**Records shown**:
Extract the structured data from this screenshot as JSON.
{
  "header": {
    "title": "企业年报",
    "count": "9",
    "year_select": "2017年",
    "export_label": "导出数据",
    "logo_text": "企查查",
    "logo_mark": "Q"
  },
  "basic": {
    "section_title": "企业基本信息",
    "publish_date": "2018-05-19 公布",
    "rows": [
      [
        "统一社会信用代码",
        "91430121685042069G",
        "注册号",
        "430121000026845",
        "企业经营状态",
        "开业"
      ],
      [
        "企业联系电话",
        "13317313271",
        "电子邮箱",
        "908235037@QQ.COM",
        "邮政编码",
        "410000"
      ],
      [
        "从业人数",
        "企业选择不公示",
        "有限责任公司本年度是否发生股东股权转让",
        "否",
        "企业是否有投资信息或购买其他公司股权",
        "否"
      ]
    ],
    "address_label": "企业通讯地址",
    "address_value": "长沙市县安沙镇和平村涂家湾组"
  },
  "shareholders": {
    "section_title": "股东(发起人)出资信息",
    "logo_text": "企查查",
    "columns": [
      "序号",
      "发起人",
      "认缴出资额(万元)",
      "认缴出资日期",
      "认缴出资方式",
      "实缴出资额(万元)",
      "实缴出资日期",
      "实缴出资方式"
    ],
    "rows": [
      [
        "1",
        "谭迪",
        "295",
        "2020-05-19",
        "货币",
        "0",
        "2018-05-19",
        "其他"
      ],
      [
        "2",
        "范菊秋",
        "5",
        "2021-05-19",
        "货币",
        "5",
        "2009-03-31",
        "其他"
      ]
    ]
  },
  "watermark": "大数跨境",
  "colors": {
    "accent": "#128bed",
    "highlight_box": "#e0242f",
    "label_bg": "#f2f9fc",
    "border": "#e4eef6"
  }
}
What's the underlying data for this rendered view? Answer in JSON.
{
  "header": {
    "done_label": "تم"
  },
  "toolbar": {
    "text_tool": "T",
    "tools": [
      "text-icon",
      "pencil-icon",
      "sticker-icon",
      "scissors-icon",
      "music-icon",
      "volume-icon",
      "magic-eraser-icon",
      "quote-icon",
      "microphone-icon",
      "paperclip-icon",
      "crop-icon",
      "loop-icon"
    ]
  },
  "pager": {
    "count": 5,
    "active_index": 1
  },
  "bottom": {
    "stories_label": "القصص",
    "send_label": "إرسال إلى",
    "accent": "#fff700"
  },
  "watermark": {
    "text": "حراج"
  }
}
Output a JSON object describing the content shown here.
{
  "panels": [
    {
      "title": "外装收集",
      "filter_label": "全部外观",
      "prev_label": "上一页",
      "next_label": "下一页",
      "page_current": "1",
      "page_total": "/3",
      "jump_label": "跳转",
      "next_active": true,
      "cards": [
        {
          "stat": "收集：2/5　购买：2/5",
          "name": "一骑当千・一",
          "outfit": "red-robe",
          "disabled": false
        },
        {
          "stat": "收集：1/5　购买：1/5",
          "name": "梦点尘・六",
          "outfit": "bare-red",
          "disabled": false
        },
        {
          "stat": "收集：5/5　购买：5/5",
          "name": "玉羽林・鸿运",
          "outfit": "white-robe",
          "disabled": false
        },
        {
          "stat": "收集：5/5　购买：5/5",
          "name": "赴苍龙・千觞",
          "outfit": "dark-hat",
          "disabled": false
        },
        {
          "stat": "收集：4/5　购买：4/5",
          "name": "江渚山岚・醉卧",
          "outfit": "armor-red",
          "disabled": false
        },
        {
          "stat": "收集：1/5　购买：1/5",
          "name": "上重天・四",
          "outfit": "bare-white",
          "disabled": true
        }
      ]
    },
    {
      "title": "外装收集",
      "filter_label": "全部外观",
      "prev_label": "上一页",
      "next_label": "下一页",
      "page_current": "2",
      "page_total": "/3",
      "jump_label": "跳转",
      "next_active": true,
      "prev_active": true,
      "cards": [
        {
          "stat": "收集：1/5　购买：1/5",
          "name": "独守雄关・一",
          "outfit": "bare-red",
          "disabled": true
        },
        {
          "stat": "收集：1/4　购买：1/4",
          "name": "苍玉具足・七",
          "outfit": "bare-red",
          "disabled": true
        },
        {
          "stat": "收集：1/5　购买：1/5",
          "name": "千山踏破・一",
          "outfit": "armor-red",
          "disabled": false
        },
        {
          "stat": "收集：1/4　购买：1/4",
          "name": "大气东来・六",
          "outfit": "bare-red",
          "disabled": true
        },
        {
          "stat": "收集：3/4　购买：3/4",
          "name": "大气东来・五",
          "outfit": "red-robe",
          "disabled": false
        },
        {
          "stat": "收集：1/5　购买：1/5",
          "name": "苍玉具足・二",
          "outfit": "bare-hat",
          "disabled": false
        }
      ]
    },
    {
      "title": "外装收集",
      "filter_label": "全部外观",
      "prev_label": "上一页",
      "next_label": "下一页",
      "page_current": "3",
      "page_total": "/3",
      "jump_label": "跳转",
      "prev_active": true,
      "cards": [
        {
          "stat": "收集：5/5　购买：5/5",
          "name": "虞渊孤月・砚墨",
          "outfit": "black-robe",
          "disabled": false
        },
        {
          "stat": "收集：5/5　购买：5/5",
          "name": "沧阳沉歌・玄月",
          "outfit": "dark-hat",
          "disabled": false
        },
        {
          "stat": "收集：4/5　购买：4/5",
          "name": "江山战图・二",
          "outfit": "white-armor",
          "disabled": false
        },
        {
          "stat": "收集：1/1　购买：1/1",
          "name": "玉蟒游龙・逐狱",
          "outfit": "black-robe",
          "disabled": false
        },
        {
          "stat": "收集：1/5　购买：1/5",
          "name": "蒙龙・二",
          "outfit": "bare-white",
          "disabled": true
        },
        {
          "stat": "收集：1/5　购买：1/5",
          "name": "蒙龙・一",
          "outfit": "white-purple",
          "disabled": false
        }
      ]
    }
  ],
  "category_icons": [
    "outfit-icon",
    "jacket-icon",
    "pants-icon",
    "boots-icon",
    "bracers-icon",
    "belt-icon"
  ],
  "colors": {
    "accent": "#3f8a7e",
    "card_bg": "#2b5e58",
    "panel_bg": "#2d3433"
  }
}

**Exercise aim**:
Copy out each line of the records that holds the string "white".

**Output below**:
          "outfit": "white-robe",
          "outfit": "bare-white",
          "outfit": "white-armor",
          "outfit": "bare-white",
          "outfit": "white-purple",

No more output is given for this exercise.